Looking at the 100m, we’re probably not all that far from it now. Bolt’s 9.58s world record (that’s 44.8k per hour or 10.44m per second – from a standing start, so at some point he was probably doing about 13m per second) was set seven years ago.
His time today was 9.81s, after a typically dreadful start.
The men’s 100m world record back in 1891 when these things were first reliably recorded was 10.8s. So it took 118 years and quantum leaps in sports science, preparation, conditioning, apparel (not to mention sponsorship and media dollars) etc to shave 1.22s off the mark.
It’s unlikely that we’ll see the current record lowered by 1.22 seconds ever – let alone within the next 118 years. Stanford biologist Mark Denny used a statistical analysis to cap the 100m world record for men at 9.48s, a mere one tenth of a second lower than Bolt’s current time.
In a 2008 study published in the Journal of Experimental Biology, Denny modelled the fastest human running speed using records of men’s 100m race results going back to the 1900s.
Denny plotted the annual best times in the race into a graph and used computer programs to come up with an equation whose curve best models the behaviour of the actual graph he obtained. To cut a long and complex maths story short, his curve showed humanly achievable time for 100m would level off at 9.48 seconds.
“They haven’t plateaued yet, but you can definitely see the data are bending a little towards that plateau,” Denny said of today’s fastest sprinters.
However, as former British Prime Minister Benjamin Disraeli observed: “There are three kinds of lies: lies, damned lies, and statistics”.
Others have looked at the mechanics of how humans run to understand the limits of how fast we can go as a species.
Peter Weyand, a biomechanics professor at Southern Methodist University in Dallas is a leading expert in human locomotion. He reckons the primary factor influencing speed is how much force sprinters hit the ground with their feet.
When athletes run at a constant speed they use their limbs like pogo sticks, Weyand says. Once a sprinter hits the ground, his limb compresses and gets him ready to rebound. When he’s in the air, the feet get ready to hit the ground again.
Every time a runner hits the ground, 90 per cent of the force goes vertically to push him or her up again, while only 5 per cent propels him or her horizontally. In that regard, sprinters behave a lot like one of those super bouncy balls you play with as a kid, Weyand says. “They bounce a lot.” Our body naturally adjusts to how fast we run by changing how hard we hit the ground. The harder we hit the ground, the faster we go.
So just how hard can humans hit the ground while they run?
In a 2010 study published in the Journal of Applied Physiology, Weyand and four other scientists had athletes running on treadmills at a constant speed in different gaits – running forward, backward, and hopping. Their study found that when we hop, our limbs hit the ground with 30 per cent more force than when we run, primarily because the foot stays much longer in the air.

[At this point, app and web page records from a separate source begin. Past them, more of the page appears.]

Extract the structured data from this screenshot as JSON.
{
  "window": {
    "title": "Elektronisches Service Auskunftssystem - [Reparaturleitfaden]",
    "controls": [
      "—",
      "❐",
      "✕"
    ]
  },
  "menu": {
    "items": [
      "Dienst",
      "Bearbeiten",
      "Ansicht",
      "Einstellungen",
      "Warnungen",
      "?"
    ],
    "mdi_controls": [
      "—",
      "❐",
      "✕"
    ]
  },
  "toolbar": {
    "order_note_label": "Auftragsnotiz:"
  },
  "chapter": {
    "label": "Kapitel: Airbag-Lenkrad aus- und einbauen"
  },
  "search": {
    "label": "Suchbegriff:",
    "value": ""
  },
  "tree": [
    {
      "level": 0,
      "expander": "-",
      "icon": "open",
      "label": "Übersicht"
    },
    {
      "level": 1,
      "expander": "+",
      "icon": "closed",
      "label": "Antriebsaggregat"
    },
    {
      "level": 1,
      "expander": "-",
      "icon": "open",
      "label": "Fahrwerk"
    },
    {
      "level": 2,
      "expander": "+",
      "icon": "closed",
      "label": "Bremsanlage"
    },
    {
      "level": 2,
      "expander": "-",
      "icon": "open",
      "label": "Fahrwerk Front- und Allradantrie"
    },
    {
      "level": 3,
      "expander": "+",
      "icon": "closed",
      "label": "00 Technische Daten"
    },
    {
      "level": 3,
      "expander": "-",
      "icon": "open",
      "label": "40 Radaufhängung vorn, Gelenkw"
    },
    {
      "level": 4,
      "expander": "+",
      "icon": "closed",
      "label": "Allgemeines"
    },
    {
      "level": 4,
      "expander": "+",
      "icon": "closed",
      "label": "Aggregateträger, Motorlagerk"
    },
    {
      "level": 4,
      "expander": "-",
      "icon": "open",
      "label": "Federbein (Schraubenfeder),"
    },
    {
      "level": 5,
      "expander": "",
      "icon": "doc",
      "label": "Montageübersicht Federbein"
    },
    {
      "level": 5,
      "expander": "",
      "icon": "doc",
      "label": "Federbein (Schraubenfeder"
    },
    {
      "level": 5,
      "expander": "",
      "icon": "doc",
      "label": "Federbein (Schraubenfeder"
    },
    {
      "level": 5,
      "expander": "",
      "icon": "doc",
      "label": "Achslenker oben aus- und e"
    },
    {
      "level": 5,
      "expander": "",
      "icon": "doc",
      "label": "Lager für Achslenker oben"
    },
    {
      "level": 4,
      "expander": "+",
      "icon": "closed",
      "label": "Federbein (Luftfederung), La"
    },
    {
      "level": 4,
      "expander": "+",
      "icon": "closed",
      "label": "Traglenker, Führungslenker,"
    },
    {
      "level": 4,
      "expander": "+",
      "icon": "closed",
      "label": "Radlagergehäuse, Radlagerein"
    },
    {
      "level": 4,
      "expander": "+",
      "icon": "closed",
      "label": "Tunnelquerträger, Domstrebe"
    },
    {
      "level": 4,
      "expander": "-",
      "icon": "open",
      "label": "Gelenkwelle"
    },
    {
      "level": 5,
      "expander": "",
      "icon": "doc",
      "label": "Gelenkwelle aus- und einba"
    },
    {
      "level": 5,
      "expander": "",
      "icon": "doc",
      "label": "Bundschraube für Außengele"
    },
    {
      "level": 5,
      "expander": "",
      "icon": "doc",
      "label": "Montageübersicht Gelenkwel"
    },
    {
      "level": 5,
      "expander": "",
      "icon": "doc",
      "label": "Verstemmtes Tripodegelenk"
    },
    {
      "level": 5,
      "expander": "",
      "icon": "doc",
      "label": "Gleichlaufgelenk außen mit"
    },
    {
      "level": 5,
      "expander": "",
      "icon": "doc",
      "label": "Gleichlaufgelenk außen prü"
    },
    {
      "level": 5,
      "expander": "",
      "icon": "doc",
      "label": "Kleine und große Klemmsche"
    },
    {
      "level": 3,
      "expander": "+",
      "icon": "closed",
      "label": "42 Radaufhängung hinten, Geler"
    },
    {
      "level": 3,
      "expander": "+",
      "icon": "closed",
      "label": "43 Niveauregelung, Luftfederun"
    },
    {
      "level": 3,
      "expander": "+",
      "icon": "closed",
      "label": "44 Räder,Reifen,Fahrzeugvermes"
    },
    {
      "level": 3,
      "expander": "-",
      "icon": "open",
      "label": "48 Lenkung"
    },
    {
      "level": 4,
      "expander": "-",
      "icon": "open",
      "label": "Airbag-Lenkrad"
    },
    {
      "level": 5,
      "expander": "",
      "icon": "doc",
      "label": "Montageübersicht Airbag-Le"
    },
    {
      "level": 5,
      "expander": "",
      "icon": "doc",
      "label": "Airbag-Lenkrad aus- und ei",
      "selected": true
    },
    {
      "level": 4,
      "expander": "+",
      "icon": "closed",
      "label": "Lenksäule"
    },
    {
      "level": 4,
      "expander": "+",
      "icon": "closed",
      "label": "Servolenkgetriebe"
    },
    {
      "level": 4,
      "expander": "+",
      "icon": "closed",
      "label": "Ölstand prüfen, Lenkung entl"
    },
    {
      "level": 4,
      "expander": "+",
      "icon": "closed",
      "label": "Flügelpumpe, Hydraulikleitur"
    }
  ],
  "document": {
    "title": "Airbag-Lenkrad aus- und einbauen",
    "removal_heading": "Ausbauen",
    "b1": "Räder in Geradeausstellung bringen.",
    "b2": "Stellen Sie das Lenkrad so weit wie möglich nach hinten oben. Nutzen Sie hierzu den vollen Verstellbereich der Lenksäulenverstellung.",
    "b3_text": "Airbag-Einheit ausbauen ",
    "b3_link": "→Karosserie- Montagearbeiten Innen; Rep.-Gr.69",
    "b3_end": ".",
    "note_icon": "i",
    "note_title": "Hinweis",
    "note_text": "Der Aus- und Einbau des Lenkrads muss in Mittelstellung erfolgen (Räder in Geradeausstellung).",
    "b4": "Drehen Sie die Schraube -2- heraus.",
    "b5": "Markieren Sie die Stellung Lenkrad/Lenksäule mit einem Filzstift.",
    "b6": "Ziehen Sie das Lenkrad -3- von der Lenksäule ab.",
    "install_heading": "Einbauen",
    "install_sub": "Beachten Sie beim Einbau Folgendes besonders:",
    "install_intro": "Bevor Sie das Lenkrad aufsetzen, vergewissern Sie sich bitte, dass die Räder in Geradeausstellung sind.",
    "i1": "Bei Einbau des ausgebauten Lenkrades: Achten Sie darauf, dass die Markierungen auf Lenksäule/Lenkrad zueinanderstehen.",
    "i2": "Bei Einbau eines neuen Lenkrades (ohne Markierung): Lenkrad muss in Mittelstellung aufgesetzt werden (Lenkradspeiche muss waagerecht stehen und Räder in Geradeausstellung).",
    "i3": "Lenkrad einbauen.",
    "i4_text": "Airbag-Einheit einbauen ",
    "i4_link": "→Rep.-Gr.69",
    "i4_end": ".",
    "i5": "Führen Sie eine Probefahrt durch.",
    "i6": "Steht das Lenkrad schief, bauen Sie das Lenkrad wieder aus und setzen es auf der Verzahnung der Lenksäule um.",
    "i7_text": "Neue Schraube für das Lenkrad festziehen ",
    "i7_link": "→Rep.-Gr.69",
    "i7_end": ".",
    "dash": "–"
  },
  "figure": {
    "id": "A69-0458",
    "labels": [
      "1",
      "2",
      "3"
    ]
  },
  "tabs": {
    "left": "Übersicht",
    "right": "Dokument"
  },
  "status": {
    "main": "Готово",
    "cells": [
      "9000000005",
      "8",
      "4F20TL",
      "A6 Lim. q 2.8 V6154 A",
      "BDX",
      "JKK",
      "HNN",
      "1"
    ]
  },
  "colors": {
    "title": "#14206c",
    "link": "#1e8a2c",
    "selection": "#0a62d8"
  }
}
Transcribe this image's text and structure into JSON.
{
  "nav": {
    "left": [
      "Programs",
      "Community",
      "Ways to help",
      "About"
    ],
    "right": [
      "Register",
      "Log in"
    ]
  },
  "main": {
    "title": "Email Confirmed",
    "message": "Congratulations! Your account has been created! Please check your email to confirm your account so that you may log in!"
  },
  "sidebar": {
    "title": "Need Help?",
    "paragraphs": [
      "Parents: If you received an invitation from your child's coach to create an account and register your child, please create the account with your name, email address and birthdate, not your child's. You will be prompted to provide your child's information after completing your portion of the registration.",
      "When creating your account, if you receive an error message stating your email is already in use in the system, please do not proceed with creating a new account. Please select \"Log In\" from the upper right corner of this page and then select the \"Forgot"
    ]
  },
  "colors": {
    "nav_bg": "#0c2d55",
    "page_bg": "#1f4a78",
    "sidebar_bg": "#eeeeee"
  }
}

But the medals are handed out for running not hopping. Maximising running speed requires a trade-off between hitting the ground hard and maintaining stride frequency. Hitting the ground with maximum force requires the sprinter to spend more time in the air, which slows down the strides he/she can make per second. The optimal combination of stride frequency and ground force varies with individuals depending on their size, leg length, and the speed they run, Weyand says. There is no golden ratio.
Although reluctant to give a definite number on the fastest human running speed possible because “science is not good at making predictions of extremes,” Weyand suggests 9 seconds flat is “definitely possible”, but not much faster. Regardless of whether they’re clean or doped up to the eyeballs.
So at an Olympics or other such major athletics meet at some stage in the next few hundred or few thousand years a human will ran as fast as any human will ever be able to and that record will never be broken. Insane but it has to be true.
In the meantime let’s just marvel at the fastest humans running around today.